Airline companies fly airplanes, they don't build guitars. If an airline worker at the airport asks you if you've already detuned your guitar, just say yes to avoid the ridiculous lecture. If you intend to do any air travel with your bass, be sure to buy it a flight case. The chances of carrying your bass onboard an airplane are extremely small unless you have purchased an extra seat for it. Even if you were allowed to take it onboard as personal luggage one time, you might not be able to take it onboard the next time, even if it is the same airline. The case for air travel should be an ATA approved fight case. Baggage handlers are moving baggage in and out of planes quickly, so they are unlikely to always be gentle with your case. The right case will hold up to rough handling and other cargo that it rides with.

            Taking Your Instrument On An Airplane:    

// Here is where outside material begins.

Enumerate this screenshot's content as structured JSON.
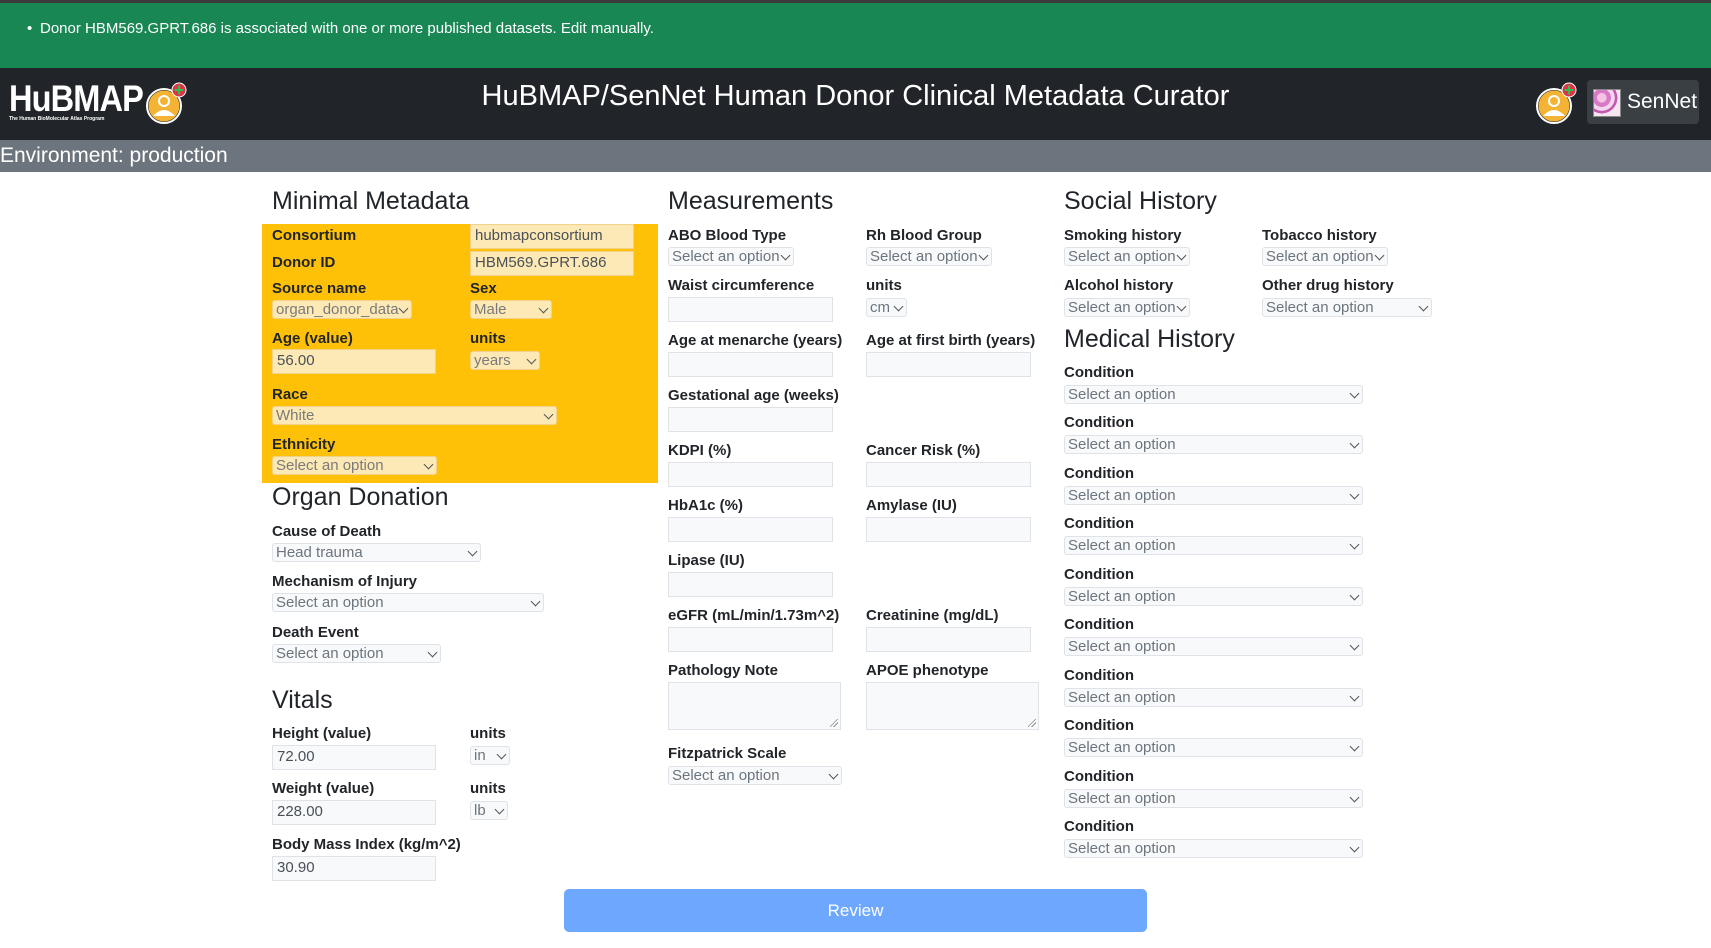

It is not very common to bring what airlines consider to be a medium to large sized instrument ebe allowed into the cabin of an airplane, especially with long scale bass guitars. The people at the airport will tell you that it is too big. The only way to definitely ensure that you will be able to bring it on board, is to buy a seat for it. I've found that the best thing to do, is try your best to get a direct flight. Bring your bass guitar to the airport in an ATA approved flight case. Then walk it all the way to the airplane. That way you will be with it at all times, at any possible security checkpoint. Be as nice and polite as you can be to airport personnel that may question you about what you have in the case, those who want to inspect the case and to the ones who can assist you.

It is important that you are nice and polite and smile, even to airport security people who might not be nice and polite back to you. Anyone can have a bad day and some travelers before you could have been a headache to the security person. Nicely ask airport personnel if they can do anything to help you and that it would be greatly appreciated. Tell them your instrument is a your baby, like a sweet car is to an automobile enthusiast. You can also tell them that your bass is your livelihood (whether it is or is not) and that you cannot afford to have it become missing or damaged. Tell them you would like to handle your bass all the way to the plane if possible. The person at the gate will arrange to have someone meet you just as you board the plane to take your guitar and they will put it in with the baggage. By that point you can lock the case. Make sure you see the I. D. badge of the person who takes your bass from you. It should be plainly visible. If his or her I. D. badge is not visible, ask them to please show it to you. That person will give you a special claim ticket for when you get off the airplane.

The scenario that I've just described will only work out well if you don't have to change airplanes during your trip. If you have to change planes to get to your destination, you will have to check your bass just like you would check your luggage.

Sometimes you get lucky and they will let you take a guitar on the plane. I wouldn't take such a chance with a gig bag. If you were very lucky enough to have been able to bring your bass on board on one flight, it doesn't mean you will be as lucky on your return trip, even it is the same airline. Very not make a joke about having something dangerous in the case. Especially in this day and age, the security people will not appreciate it, nor your fellow travelers and you might find yourself in trouble or at least very delayed for making such a statement.
An alternative, would be to ship your bass ahead to someone you trust very much and have them ship it back to you when you return home.